Nigeria Recovers $65m Electricity Debt from Benin and Niger Republics
The Nigerian government has successfully recovered about $65 million owed to the country by Republic of Niger and Republic of Benin for electricity supplied to the two countries.
Minister of power, works and housing, Mr Babatunde Fashola while delivering his opening remarks at the 21st monthly power sector meeting in Asaba, Delta said the sum was recovered from Nigeria’s international customers after concerted efforts.
The minister added that the Nigerian Bulk Electricity Trader (NBET) would work out modalities for distribution of the recovered fund to stakeholders in the power sector value chain.
In a related development for the power sector, Fashola announced that the Rural Electrification Agency (REA) was ready to issue guidelines for the operation of the rural electrification fund which would help vulnerable groups and communities to gain access to funding to support their electricity development programmes.
“The fund will provide a partial single payment capital subsidy and or technical assistance to eligible private Rural Power Developers, NGOs or communities to invest in options such as hybrid mini grids or solar home systems to scale up rural access to electricity.

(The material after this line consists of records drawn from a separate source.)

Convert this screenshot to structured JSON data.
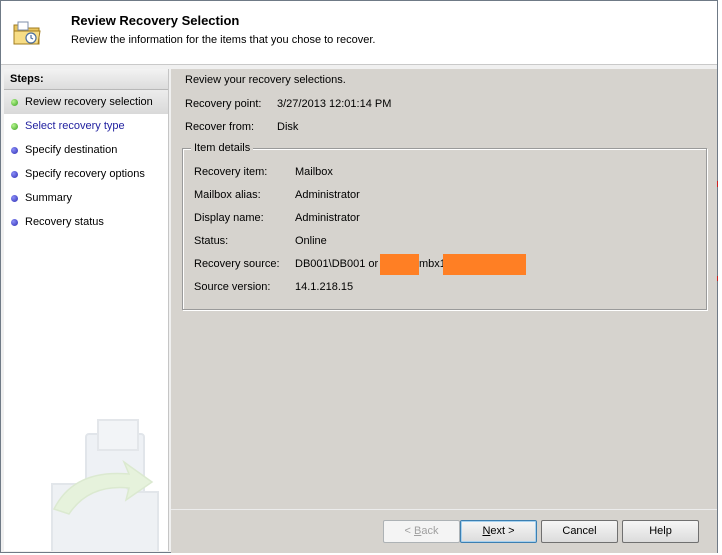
{
  "header": {
    "title": "Review Recovery Selection",
    "subtitle": "Review the information for the items that you chose to recover."
  },
  "steps": {
    "heading": "Steps:",
    "items": [
      {
        "label": "Review recovery selection",
        "state": "active"
      },
      {
        "label": "Select recovery type",
        "state": "link"
      },
      {
        "label": "Specify destination",
        "state": "pending"
      },
      {
        "label": "Specify recovery options",
        "state": "pending"
      },
      {
        "label": "Summary",
        "state": "pending"
      },
      {
        "label": "Recovery status",
        "state": "pending"
      }
    ]
  },
  "content": {
    "intro": "Review your recovery selections.",
    "recovery_point_label": "Recovery point:",
    "recovery_point_value": "3/27/2013 12:01:14 PM",
    "recover_from_label": "Recover from:",
    "recover_from_value": "Disk",
    "item_details": {
      "legend": "Item details",
      "rows": [
        {
          "label": "Recovery item:",
          "value": "Mailbox"
        },
        {
          "label": "Mailbox alias:",
          "value": "Administrator"
        },
        {
          "label": "Display name:",
          "value": "Administrator"
        },
        {
          "label": "Status:",
          "value": "Online"
        },
        {
          "label": "Recovery source:",
          "value_prefix": "DB001\\DB001 or",
          "value_mid": "mbx1"
        },
        {
          "label": "Source version:",
          "value": "14.1.218.15"
        }
      ]
    }
  },
  "buttons": {
    "back": {
      "pre": "< ",
      "key": "B",
      "rest": "ack"
    },
    "next": {
      "key": "N",
      "rest": "ext >"
    },
    "cancel": "Cancel",
    "help": "Help"
  },
  "colors": {
    "redaction": "#ff7f24",
    "content_bg": "#d6d3ce",
    "step_active_dot": "#38a11f",
    "step_pending_dot": "#2d2eb2"
  }
}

“What they are likely to get are minimum amounts of N3.5m and maximum amounts of N106m or 75 per cent of project cost whichever is less,” Fashola explained.
The minister described the debt recovery from Benin and Niger Republics as well as the rural electrification fund as only headline items of developments that characterised the progress the government was making month after month in the power sector, especially since March 2017.
Fashola who stated that progress was also being recorded at the distribution end of the sector controlled by the private sector, listed some of the achievements to include the newly completed Asaba main 2x15MVA injection substation commissioned on Monday. The project is within the franchise areas of the Benin Electricity Distribution Company.
The Nation reports that the minster thanked well-meaning Nigerians who acknowledged that their experience with power supply had improved, adding that their honesty-inspired government and the operators to continue the improvement.
On estimated billing and metering, he also explained that government and sector operators were anxiously awaiting the guidelines from the regulator, Nigerian Electricity Regulatory Commission (NERC) to open up the meter supply business.